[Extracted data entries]
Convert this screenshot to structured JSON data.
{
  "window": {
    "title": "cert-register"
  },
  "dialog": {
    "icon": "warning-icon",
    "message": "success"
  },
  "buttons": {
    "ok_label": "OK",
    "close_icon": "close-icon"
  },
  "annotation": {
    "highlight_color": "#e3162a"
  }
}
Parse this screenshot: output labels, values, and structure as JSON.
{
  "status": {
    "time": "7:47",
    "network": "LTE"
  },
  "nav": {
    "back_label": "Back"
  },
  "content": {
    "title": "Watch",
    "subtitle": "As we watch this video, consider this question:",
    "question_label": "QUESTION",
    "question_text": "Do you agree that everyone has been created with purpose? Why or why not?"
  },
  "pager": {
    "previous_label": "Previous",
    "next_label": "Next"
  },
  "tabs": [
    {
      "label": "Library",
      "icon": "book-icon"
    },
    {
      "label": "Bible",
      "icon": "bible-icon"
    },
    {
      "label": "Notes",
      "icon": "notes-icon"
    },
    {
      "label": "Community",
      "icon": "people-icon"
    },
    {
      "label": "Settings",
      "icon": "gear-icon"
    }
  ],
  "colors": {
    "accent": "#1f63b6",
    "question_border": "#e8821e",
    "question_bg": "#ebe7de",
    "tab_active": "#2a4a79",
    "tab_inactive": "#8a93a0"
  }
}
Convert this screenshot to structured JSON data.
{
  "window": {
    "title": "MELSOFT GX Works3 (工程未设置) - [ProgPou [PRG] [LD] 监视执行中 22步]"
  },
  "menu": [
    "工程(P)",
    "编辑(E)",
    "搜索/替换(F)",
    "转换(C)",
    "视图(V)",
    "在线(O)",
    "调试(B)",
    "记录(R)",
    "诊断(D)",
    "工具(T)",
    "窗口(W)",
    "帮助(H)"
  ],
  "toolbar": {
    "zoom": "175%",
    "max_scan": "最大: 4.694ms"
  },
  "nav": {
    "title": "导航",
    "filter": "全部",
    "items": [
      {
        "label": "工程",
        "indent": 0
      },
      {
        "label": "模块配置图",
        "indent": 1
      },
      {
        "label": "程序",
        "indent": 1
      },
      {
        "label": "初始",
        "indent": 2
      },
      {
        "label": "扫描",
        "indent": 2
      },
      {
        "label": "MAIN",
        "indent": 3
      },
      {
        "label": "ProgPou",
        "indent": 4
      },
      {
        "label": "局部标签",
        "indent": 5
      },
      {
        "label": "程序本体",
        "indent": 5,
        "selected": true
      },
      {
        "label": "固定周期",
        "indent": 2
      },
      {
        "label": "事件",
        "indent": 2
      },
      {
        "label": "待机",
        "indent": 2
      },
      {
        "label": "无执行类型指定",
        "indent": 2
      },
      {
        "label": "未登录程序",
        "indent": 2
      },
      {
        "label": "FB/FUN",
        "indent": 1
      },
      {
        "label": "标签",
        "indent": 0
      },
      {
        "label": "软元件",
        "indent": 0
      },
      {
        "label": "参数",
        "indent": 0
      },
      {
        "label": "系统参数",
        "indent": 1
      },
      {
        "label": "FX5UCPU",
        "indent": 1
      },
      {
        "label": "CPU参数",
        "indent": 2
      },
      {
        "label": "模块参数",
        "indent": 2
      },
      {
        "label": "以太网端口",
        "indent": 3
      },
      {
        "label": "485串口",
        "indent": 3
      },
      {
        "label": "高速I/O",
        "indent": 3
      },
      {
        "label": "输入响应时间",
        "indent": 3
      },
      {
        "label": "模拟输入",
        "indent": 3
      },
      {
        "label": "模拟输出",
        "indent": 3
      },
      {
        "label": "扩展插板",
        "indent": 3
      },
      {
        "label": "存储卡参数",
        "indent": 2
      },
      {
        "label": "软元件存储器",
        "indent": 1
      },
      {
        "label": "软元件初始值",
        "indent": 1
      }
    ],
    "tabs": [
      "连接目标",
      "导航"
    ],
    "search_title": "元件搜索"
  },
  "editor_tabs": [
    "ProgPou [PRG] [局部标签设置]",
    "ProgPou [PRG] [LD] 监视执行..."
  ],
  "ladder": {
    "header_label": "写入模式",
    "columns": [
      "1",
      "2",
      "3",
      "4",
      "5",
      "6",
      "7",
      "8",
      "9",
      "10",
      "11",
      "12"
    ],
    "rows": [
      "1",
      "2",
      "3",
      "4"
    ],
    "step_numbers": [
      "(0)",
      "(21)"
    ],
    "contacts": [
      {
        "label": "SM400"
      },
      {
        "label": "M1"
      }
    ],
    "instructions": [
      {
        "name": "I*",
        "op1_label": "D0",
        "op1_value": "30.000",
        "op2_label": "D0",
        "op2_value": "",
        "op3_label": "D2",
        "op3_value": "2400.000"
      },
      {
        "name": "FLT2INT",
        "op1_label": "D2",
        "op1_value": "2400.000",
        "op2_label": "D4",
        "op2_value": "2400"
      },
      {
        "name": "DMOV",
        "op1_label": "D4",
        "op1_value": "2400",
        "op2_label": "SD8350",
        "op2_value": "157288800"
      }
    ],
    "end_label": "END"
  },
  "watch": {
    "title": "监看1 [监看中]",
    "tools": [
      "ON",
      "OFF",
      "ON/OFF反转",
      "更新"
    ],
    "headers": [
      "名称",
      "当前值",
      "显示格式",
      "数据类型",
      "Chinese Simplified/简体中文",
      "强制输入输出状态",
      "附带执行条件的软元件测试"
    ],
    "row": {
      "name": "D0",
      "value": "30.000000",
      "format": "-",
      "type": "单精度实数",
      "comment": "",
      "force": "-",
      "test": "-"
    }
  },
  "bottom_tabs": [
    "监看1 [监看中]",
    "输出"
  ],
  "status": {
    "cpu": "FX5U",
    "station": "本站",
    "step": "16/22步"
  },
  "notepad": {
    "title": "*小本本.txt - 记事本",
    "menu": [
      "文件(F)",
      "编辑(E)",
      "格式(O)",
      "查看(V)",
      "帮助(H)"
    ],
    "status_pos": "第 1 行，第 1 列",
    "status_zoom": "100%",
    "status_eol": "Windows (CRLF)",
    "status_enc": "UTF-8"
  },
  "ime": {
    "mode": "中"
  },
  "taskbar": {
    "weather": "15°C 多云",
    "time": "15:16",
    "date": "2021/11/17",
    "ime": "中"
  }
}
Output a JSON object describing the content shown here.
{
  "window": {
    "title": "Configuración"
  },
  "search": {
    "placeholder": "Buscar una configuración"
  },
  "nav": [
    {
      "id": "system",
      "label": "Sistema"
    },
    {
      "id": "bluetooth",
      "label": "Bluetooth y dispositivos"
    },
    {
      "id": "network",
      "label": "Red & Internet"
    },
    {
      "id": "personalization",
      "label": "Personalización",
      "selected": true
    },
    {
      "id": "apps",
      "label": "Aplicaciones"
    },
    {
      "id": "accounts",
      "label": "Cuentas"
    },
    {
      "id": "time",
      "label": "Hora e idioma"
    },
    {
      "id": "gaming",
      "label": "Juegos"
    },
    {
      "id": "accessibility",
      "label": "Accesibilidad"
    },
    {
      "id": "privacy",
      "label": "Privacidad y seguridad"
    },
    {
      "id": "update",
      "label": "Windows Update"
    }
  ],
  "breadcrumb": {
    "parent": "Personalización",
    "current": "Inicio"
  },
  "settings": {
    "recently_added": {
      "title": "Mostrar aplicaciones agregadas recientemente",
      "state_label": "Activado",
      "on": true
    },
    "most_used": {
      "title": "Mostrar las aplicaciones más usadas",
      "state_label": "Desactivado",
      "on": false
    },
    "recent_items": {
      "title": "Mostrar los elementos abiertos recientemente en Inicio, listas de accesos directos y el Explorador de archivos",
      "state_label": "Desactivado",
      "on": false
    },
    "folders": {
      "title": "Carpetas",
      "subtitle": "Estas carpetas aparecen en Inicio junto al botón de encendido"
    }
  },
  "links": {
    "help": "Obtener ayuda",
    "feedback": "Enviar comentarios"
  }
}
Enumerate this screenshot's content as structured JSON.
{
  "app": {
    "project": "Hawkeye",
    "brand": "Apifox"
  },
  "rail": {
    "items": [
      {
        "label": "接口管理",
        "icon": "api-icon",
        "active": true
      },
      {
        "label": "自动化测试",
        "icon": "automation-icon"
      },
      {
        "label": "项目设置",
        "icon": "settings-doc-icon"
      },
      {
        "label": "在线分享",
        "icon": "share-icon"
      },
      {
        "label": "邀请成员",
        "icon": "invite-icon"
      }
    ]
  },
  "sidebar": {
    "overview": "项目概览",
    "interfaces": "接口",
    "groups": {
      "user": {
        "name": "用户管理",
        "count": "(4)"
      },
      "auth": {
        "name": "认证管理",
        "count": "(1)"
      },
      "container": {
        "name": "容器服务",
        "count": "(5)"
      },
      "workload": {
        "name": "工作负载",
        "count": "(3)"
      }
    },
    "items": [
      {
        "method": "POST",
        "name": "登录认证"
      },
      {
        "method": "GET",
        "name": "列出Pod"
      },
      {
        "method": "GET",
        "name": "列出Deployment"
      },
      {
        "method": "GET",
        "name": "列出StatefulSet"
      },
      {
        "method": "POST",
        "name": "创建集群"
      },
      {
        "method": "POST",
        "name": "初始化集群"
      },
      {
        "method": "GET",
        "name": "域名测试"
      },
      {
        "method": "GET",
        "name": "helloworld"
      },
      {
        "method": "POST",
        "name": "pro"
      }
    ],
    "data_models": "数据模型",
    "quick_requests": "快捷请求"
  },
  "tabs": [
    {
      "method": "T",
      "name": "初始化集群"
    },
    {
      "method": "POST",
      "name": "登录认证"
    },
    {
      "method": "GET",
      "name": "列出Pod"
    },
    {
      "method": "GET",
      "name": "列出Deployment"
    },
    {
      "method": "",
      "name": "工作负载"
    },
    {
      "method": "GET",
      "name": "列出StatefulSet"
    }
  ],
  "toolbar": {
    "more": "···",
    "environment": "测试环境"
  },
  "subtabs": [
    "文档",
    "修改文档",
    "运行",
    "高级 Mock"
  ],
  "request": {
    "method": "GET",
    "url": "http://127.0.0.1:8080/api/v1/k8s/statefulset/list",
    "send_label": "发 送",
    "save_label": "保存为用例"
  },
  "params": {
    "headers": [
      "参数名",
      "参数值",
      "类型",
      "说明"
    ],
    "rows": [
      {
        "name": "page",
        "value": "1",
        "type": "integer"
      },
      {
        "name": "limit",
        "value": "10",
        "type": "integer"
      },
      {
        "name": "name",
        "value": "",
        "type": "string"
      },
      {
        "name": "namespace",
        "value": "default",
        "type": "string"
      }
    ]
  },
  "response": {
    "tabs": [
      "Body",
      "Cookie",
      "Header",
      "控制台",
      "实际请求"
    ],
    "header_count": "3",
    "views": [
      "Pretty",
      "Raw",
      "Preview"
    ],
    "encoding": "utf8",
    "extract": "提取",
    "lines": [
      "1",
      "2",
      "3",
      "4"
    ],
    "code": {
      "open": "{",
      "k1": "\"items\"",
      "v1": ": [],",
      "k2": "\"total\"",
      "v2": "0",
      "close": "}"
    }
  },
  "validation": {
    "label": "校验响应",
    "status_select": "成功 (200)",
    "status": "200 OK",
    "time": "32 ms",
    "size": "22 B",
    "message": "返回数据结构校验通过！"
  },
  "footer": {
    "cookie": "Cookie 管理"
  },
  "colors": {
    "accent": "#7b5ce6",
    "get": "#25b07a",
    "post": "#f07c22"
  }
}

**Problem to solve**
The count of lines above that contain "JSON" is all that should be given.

**Response to this exercise**
5